• EXERCISE
Repeat the data exactly, so that every line matches the original.

(Component data from apps and pages)
★ ★ ★ ★ ★ ★ ★

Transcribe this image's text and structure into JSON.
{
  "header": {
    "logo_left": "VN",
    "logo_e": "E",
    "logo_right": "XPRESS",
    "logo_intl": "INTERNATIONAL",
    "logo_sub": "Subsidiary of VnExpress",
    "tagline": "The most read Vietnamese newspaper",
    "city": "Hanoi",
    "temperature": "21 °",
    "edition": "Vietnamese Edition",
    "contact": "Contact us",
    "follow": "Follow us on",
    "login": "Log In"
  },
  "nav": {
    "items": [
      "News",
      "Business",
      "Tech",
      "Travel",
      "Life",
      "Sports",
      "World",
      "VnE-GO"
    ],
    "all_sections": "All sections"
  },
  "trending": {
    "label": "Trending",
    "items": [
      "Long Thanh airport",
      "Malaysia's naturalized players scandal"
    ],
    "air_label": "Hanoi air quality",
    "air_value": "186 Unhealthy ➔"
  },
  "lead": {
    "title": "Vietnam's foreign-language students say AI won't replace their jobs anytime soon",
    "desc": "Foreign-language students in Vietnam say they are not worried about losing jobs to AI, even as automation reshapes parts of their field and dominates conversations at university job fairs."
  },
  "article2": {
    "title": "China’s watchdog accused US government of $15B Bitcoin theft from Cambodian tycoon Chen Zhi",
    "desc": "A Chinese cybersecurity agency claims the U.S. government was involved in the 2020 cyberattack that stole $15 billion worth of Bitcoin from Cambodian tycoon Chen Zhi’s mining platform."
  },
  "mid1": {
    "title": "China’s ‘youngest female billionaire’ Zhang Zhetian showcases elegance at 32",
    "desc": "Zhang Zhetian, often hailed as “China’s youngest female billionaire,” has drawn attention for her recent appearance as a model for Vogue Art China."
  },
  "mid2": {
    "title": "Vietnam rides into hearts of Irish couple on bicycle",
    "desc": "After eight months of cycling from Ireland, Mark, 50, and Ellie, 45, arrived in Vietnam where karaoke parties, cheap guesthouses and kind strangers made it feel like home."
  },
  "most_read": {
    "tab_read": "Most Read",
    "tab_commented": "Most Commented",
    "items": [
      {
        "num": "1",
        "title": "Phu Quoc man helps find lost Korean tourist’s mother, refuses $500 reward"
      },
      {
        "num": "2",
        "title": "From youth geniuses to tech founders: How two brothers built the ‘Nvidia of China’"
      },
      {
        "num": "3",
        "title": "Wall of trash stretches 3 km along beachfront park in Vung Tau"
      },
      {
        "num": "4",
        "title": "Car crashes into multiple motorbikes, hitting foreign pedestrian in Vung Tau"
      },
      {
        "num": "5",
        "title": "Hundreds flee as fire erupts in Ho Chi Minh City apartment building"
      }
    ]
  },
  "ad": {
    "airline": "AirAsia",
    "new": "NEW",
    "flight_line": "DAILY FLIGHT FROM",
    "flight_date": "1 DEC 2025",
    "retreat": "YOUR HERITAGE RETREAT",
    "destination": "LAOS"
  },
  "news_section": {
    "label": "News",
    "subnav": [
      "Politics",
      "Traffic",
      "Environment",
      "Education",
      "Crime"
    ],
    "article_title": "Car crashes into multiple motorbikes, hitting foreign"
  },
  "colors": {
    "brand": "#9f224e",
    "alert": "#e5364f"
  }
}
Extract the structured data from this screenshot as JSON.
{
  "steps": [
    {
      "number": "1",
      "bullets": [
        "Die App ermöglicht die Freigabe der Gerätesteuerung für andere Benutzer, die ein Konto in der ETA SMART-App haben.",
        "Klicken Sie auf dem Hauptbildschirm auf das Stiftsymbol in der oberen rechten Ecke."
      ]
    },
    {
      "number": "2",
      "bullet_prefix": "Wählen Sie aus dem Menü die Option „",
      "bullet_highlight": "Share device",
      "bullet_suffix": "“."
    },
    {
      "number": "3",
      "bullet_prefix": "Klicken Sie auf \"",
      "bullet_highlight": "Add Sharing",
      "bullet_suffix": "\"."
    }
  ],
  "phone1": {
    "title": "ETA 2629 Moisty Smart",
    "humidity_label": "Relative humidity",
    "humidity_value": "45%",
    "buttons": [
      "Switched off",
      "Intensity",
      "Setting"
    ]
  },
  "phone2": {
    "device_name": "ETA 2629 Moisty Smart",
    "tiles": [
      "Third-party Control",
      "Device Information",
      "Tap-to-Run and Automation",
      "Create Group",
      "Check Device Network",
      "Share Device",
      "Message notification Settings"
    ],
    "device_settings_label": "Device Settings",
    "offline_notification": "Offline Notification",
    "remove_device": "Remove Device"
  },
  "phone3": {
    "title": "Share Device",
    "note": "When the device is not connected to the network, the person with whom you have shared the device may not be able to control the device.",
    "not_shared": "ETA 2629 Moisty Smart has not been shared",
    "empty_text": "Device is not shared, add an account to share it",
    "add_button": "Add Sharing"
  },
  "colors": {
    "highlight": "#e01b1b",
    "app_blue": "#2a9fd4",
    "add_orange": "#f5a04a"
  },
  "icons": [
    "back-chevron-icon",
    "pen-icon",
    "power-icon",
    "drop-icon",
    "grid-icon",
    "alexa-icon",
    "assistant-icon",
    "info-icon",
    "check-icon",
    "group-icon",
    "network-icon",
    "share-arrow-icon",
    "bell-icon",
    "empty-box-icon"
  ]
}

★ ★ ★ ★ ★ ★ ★

• SOLUTION FOR THIS TASK
Transcribe this image's text and structure into JSON.
{
  "header": {
    "logo_left": "VN",
    "logo_e": "E",
    "logo_right": "XPRESS",
    "logo_intl": "INTERNATIONAL",
    "logo_sub": "Subsidiary of VnExpress",
    "tagline": "The most read Vietnamese newspaper",
    "city": "Hanoi",
    "temperature": "21 °",
    "edition": "Vietnamese Edition",
    "contact": "Contact us",
    "follow": "Follow us on",
    "login": "Log In"
  },
  "nav": {
    "items": [
      "News",
      "Business",
      "Tech",
      "Travel",
      "Life",
      "Sports",
      "World",
      "VnE-GO"
    ],
    "all_sections": "All sections"
  },
  "trending": {
    "label": "Trending",
    "items": [
      "Long Thanh airport",
      "Malaysia's naturalized players scandal"
    ],
    "air_label": "Hanoi air quality",
    "air_value": "186 Unhealthy ➔"
  },
  "lead": {
    "title": "Vietnam's foreign-language students say AI won't replace their jobs anytime soon",
    "desc": "Foreign-language students in Vietnam say they are not worried about losing jobs to AI, even as automation reshapes parts of their field and dominates conversations at university job fairs."
  },
  "article2": {
    "title": "China’s watchdog accused US government of $15B Bitcoin theft from Cambodian tycoon Chen Zhi",
    "desc": "A Chinese cybersecurity agency claims the U.S. government was involved in the 2020 cyberattack that stole $15 billion worth of Bitcoin from Cambodian tycoon Chen Zhi’s mining platform."
  },
  "mid1": {
    "title": "China’s ‘youngest female billionaire’ Zhang Zhetian showcases elegance at 32",
    "desc": "Zhang Zhetian, often hailed as “China’s youngest female billionaire,” has drawn attention for her recent appearance as a model for Vogue Art China."
  },
  "mid2": {
    "title": "Vietnam rides into hearts of Irish couple on bicycle",
    "desc": "After eight months of cycling from Ireland, Mark, 50, and Ellie, 45, arrived in Vietnam where karaoke parties, cheap guesthouses and kind strangers made it feel like home."
  },
  "most_read": {
    "tab_read": "Most Read",
    "tab_commented": "Most Commented",
    "items": [
      {
        "num": "1",
        "title": "Phu Quoc man helps find lost Korean tourist’s mother, refuses $500 reward"
      },
      {
        "num": "2",
        "title": "From youth geniuses to tech founders: How two brothers built the ‘Nvidia of China’"
      },
      {
        "num": "3",
        "title": "Wall of trash stretches 3 km along beachfront park in Vung Tau"
      },
      {
        "num": "4",
        "title": "Car crashes into multiple motorbikes, hitting foreign pedestrian in Vung Tau"
      },
      {
        "num": "5",
        "title": "Hundreds flee as fire erupts in Ho Chi Minh City apartment building"
      }
    ]
  },
  "ad": {
    "airline": "AirAsia",
    "new": "NEW",
    "flight_line": "DAILY FLIGHT FROM",
    "flight_date": "1 DEC 2025",
    "retreat": "YOUR HERITAGE RETREAT",
    "destination": "LAOS"
  },
  "news_section": {
    "label": "News",
    "subnav": [
      "Politics",
      "Traffic",
      "Environment",
      "Education",
      "Crime"
    ],
    "article_title": "Car crashes into multiple motorbikes, hitting foreign"
  },
  "colors": {
    "brand": "#9f224e",
    "alert": "#e5364f"
  }
}
Extract the structured data from this screenshot as JSON.
{
  "steps": [
    {
      "number": "1",
      "bullets": [
        "Die App ermöglicht die Freigabe der Gerätesteuerung für andere Benutzer, die ein Konto in der ETA SMART-App haben.",
        "Klicken Sie auf dem Hauptbildschirm auf das Stiftsymbol in der oberen rechten Ecke."
      ]
    },
    {
      "number": "2",
      "bullet_prefix": "Wählen Sie aus dem Menü die Option „",
      "bullet_highlight": "Share device",
      "bullet_suffix": "“."
    },
    {
      "number": "3",
      "bullet_prefix": "Klicken Sie auf \"",
      "bullet_highlight": "Add Sharing",
      "bullet_suffix": "\"."
    }
  ],
  "phone1": {
    "title": "ETA 2629 Moisty Smart",
    "humidity_label": "Relative humidity",
    "humidity_value": "45%",
    "buttons": [
      "Switched off",
      "Intensity",
      "Setting"
    ]
  },
  "phone2": {
    "device_name": "ETA 2629 Moisty Smart",
    "tiles": [
      "Third-party Control",
      "Device Information",
      "Tap-to-Run and Automation",
      "Create Group",
      "Check Device Network",
      "Share Device",
      "Message notification Settings"
    ],
    "device_settings_label": "Device Settings",
    "offline_notification": "Offline Notification",
    "remove_device": "Remove Device"
  },
  "phone3": {
    "title": "Share Device",
    "note": "When the device is not connected to the network, the person with whom you have shared the device may not be able to control the device.",
    "not_shared": "ETA 2629 Moisty Smart has not been shared",
    "empty_text": "Device is not shared, add an account to share it",
    "add_button": "Add Sharing"
  },
  "colors": {
    "highlight": "#e01b1b",
    "app_blue": "#2a9fd4",
    "add_orange": "#f5a04a"
  },
  "icons": [
    "back-chevron-icon",
    "pen-icon",
    "power-icon",
    "drop-icon",
    "grid-icon",
    "alexa-icon",
    "assistant-icon",
    "info-icon",
    "check-icon",
    "group-icon",
    "network-icon",
    "share-arrow-icon",
    "bell-icon",
    "empty-box-icon"
  ]
}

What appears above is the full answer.